Segment Start: Data
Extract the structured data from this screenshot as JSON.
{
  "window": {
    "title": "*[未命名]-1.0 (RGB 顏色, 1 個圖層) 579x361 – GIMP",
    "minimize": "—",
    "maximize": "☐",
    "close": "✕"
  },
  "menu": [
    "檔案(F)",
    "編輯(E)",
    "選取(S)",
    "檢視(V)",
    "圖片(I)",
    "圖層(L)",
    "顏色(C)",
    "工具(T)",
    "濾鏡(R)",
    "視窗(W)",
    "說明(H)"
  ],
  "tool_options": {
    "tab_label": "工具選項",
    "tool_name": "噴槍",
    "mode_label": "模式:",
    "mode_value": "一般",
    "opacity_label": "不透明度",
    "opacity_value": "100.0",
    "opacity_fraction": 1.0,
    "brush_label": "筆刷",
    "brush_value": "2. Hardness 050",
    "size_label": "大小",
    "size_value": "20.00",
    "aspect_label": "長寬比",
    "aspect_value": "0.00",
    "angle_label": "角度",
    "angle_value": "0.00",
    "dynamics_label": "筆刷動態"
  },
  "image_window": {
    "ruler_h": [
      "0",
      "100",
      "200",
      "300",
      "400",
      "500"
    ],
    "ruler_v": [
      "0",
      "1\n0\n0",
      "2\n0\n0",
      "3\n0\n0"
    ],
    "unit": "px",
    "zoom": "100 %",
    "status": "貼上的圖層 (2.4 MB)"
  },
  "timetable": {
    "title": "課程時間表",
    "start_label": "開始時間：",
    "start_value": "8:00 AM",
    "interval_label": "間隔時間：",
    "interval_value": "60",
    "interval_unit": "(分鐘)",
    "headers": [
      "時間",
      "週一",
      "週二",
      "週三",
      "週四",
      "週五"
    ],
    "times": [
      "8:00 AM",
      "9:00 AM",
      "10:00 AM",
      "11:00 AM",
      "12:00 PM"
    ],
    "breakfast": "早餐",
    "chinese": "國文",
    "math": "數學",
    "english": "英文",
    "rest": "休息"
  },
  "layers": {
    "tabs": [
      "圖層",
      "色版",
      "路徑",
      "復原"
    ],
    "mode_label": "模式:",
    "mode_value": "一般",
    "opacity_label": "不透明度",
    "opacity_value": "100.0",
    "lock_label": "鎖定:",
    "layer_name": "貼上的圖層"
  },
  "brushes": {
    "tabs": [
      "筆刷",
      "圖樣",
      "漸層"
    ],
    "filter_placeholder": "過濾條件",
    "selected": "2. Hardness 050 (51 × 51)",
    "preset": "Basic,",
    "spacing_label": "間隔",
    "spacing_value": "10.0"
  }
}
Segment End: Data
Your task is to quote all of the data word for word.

**Response**
Extract the structured data from this screenshot as JSON.
{
  "window": {
    "title": "*[未命名]-1.0 (RGB 顏色, 1 個圖層) 579x361 – GIMP",
    "minimize": "—",
    "maximize": "☐",
    "close": "✕"
  },
  "menu": [
    "檔案(F)",
    "編輯(E)",
    "選取(S)",
    "檢視(V)",
    "圖片(I)",
    "圖層(L)",
    "顏色(C)",
    "工具(T)",
    "濾鏡(R)",
    "視窗(W)",
    "說明(H)"
  ],
  "tool_options": {
    "tab_label": "工具選項",
    "tool_name": "噴槍",
    "mode_label": "模式:",
    "mode_value": "一般",
    "opacity_label": "不透明度",
    "opacity_value": "100.0",
    "opacity_fraction": 1.0,
    "brush_label": "筆刷",
    "brush_value": "2. Hardness 050",
    "size_label": "大小",
    "size_value": "20.00",
    "aspect_label": "長寬比",
    "aspect_value": "0.00",
    "angle_label": "角度",
    "angle_value": "0.00",
    "dynamics_label": "筆刷動態"
  },
  "image_window": {
    "ruler_h": [
      "0",
      "100",
      "200",
      "300",
      "400",
      "500"
    ],
    "ruler_v": [
      "0",
      "1\n0\n0",
      "2\n0\n0",
      "3\n0\n0"
    ],
    "unit": "px",
    "zoom": "100 %",
    "status": "貼上的圖層 (2.4 MB)"
  },
  "timetable": {
    "title": "課程時間表",
    "start_label": "開始時間：",
    "start_value": "8:00 AM",
    "interval_label": "間隔時間：",
    "interval_value": "60",
    "interval_unit": "(分鐘)",
    "headers": [
      "時間",
      "週一",
      "週二",
      "週三",
      "週四",
      "週五"
    ],
    "times": [
      "8:00 AM",
      "9:00 AM",
      "10:00 AM",
      "11:00 AM",
      "12:00 PM"
    ],
    "breakfast": "早餐",
    "chinese": "國文",
    "math": "數學",
    "english": "英文",
    "rest": "休息"
  },
  "layers": {
    "tabs": [
      "圖層",
      "色版",
      "路徑",
      "復原"
    ],
    "mode_label": "模式:",
    "mode_value": "一般",
    "opacity_label": "不透明度",
    "opacity_value": "100.0",
    "lock_label": "鎖定:",
    "layer_name": "貼上的圖層"
  },
  "brushes": {
    "tabs": [
      "筆刷",
      "圖樣",
      "漸層"
    ],
    "filter_placeholder": "過濾條件",
    "selected": "2. Hardness 050 (51 × 51)",
    "preset": "Basic,",
    "spacing_label": "間隔",
    "spacing_value": "10.0"
  }
}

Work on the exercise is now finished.